Ofgem’s new proposals state new energy suppliers will have to pass financial tests to show they have sufficient financial resources to meet customers’ expectations, before they are permitted to operate within the industry. The proposals, which are part of a consultation until 23rd January 2019, are due to be put into action during spring 2019.
Competition in the energy sector has increased in recent years, due to efforts by the regulator Ofgem and also government funding. In 2011, there were only 14 electricity and gas suppliers, but fast-forward to June 2018, this number has increased to 73. However, with recent news of several energy companies going bust this year, Ofgem have stepped in with plans.
The regulator said the tests should ensure new suppliers are strong enough to compete, whilst encouraging innovation within the market. Candidates for new supply licences would have to provide information to show they have the funds and resources to manage their business for at least 12 months after entering the industry, together with plans of how they will meet customer service obligations. These plans would need to meet Ofgem’s complaint-handling standards, which are there to assist customers in vulnerable circumstances.
Mark Starks, Executive Director for Consumers and Markets said: “New energy suppliers that have entered the market over the last few years have offered consumers more choice and helped to drive down energy prices and drive up customer service standards. However, complaints against some suppliers have been rising recently and we have had to step in when others have ceased trading. Our proposed new tests for suppliers wanting to enter the market will ensure consumers will be better protected against the risk of poor performance, while still allowing more competition and innovation in the energy market to benefit consumers.”
Citizens Advice chief executive Gillian Guy welcomed the proposals: “For too long, firms that are unprepared, financially unsustainable or both have been able get a licence and start operating as a supplier. Ultimately it’s consumers who suffer when unprepared energy companies are able to enter the market. Many customers suffer with poor customer service, long waits on the phone and inaccurate bills. And everyone pays the price, through their bills, when weak suppliers fail.” She added the: “new rules will protect consumers from unfit firms getting a licence in the future.”

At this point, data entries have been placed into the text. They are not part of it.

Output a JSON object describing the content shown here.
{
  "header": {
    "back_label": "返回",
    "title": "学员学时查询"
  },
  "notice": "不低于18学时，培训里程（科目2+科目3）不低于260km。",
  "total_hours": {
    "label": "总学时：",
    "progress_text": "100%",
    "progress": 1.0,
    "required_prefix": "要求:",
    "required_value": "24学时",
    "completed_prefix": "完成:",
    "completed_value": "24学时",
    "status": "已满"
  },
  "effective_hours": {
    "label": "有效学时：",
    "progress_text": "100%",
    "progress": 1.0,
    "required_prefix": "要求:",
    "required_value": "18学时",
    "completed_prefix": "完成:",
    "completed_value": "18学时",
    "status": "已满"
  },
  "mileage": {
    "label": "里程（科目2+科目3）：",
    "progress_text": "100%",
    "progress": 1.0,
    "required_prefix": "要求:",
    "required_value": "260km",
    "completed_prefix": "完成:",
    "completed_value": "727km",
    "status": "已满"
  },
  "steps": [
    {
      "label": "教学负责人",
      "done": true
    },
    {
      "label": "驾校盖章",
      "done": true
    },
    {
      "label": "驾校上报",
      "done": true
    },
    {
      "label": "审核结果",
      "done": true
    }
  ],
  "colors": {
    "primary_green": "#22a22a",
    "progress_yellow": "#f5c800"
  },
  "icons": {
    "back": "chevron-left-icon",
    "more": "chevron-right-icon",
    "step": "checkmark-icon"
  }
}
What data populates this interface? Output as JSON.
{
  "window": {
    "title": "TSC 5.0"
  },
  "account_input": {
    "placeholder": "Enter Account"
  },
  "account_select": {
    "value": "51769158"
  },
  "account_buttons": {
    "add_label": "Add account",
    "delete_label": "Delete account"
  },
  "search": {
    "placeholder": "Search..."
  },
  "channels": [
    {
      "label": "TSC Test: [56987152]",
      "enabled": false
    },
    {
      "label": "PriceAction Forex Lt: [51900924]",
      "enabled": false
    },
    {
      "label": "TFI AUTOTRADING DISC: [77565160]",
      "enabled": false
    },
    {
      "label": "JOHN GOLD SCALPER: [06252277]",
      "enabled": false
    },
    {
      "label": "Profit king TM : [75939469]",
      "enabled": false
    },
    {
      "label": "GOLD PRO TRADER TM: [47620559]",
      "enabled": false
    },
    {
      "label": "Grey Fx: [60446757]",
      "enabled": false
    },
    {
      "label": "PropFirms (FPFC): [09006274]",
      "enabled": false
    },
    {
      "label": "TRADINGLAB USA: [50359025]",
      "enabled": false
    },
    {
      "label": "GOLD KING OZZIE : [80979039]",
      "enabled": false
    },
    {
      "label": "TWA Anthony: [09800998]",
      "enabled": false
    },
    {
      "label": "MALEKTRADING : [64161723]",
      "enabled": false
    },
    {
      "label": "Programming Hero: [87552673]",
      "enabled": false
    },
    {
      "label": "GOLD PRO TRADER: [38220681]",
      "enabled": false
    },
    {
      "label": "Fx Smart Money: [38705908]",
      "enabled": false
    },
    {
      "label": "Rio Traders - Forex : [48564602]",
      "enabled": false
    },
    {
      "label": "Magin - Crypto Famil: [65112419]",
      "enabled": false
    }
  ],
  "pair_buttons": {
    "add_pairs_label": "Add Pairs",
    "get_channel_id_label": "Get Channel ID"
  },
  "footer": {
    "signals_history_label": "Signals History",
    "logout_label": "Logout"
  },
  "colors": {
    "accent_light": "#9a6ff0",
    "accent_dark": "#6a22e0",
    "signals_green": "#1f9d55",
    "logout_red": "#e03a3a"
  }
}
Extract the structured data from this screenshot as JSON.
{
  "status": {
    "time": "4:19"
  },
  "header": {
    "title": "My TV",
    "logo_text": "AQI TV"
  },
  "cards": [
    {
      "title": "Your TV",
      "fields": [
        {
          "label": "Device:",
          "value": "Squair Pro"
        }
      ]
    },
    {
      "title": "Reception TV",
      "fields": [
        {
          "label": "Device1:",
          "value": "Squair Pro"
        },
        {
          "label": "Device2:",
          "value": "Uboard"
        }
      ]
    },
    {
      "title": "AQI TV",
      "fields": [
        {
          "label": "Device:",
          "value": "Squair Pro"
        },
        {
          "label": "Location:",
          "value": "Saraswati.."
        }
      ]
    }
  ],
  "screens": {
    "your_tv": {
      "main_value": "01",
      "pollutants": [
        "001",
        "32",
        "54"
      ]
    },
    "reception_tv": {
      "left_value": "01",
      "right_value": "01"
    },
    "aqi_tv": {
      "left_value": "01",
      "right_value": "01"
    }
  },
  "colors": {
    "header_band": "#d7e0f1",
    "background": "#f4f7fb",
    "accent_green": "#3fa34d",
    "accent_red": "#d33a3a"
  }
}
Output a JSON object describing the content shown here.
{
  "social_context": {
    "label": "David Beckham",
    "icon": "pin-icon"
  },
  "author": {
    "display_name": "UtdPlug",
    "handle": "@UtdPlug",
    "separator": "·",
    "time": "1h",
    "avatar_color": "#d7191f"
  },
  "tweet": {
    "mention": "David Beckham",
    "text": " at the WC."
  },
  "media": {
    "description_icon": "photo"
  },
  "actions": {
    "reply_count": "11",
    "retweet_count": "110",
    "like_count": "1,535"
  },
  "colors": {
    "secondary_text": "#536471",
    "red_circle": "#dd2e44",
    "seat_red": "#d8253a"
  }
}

This plan from the regulator is expected to drive up standards within the industry, as well as providing a “safety net” for customers should suppliers go bust – so good news all round for both consumers and businesses.